- **DATASET CONTENT**

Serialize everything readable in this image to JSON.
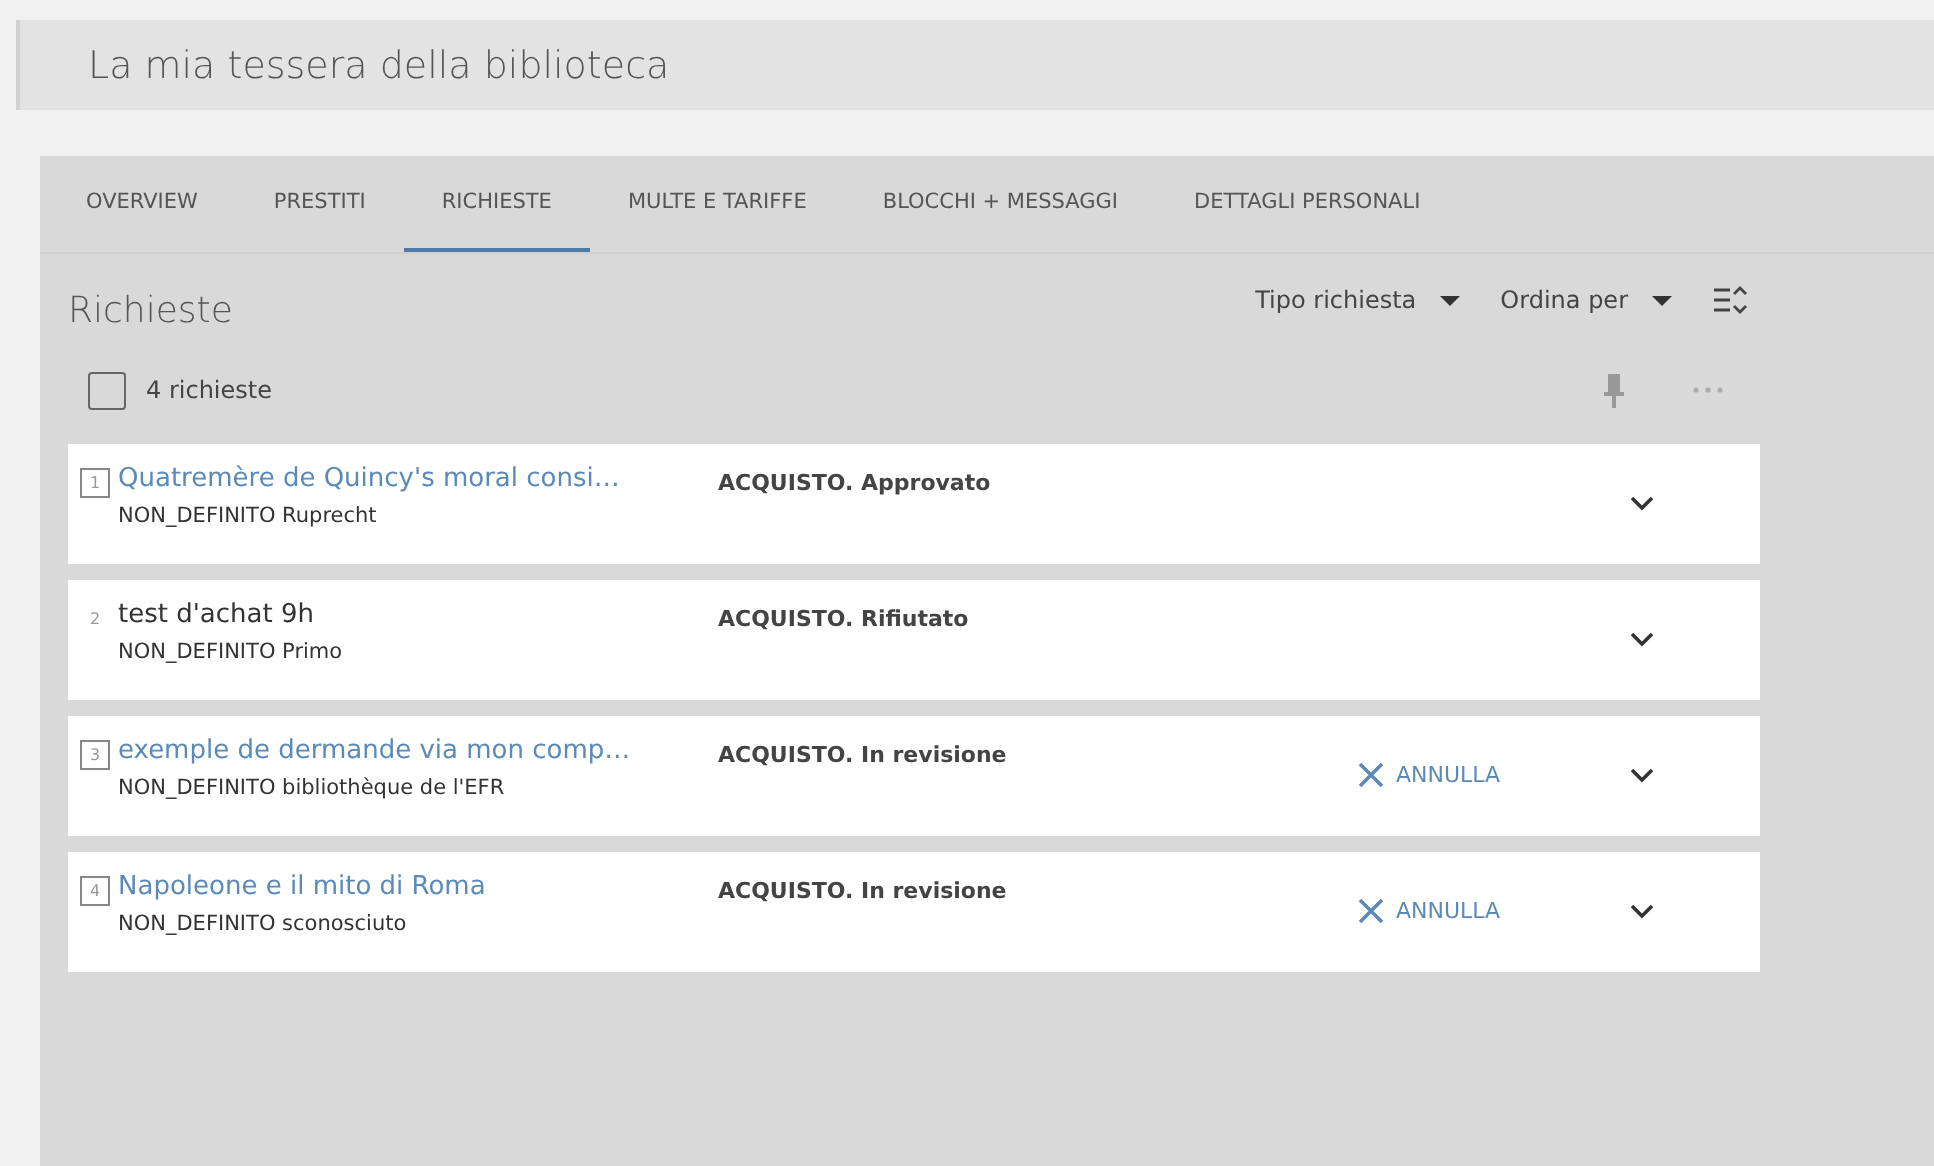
{
  "page_title": "La mia tessera della biblioteca",
  "tabs": [
    {
      "label": "OVERVIEW",
      "selected": false
    },
    {
      "label": "PRESTITI",
      "selected": false
    },
    {
      "label": "RICHIESTE",
      "selected": true
    },
    {
      "label": "MULTE E TARIFFE",
      "selected": false
    },
    {
      "label": "BLOCCHI + MESSAGGI",
      "selected": false
    },
    {
      "label": "DETTAGLI PERSONALI",
      "selected": false
    }
  ],
  "section_title": "Richieste",
  "filters": [
    "Tipo richiesta",
    "Ordina per"
  ],
  "select_all": {
    "label": "4 richieste",
    "checked": false
  },
  "requests": [
    {
      "number": "1",
      "title": "Quatremère de Quincy's moral consi…",
      "linked": true,
      "subtitle": "NON_DEFINITO Ruprecht",
      "status": "ACQUISTO. Approvato"
    },
    {
      "number": "2",
      "title": "test d'achat 9h",
      "linked": false,
      "subtitle": "NON_DEFINITO Primo",
      "status": "ACQUISTO. Rifiutato"
    },
    {
      "number": "3",
      "title": "exemple de dermande via mon comp…",
      "linked": true,
      "subtitle": "NON_DEFINITO bibliothèque de l'EFR",
      "status": "ACQUISTO. In revisione",
      "action": "ANNULLA"
    },
    {
      "number": "4",
      "title": "Napoleone e il mito di Roma",
      "linked": true,
      "subtitle": "NON_DEFINITO sconosciuto",
      "status": "ACQUISTO. In revisione",
      "action": "ANNULLA"
    }
  ]
}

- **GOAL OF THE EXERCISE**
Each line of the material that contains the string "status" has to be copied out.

- **ANSWER TO THIS TASK**
      "status": "ACQUISTO. Approvato"
      "status": "ACQUISTO. Rifiutato"
      "status": "ACQUISTO. In revisione",
      "status": "ACQUISTO. In revisione",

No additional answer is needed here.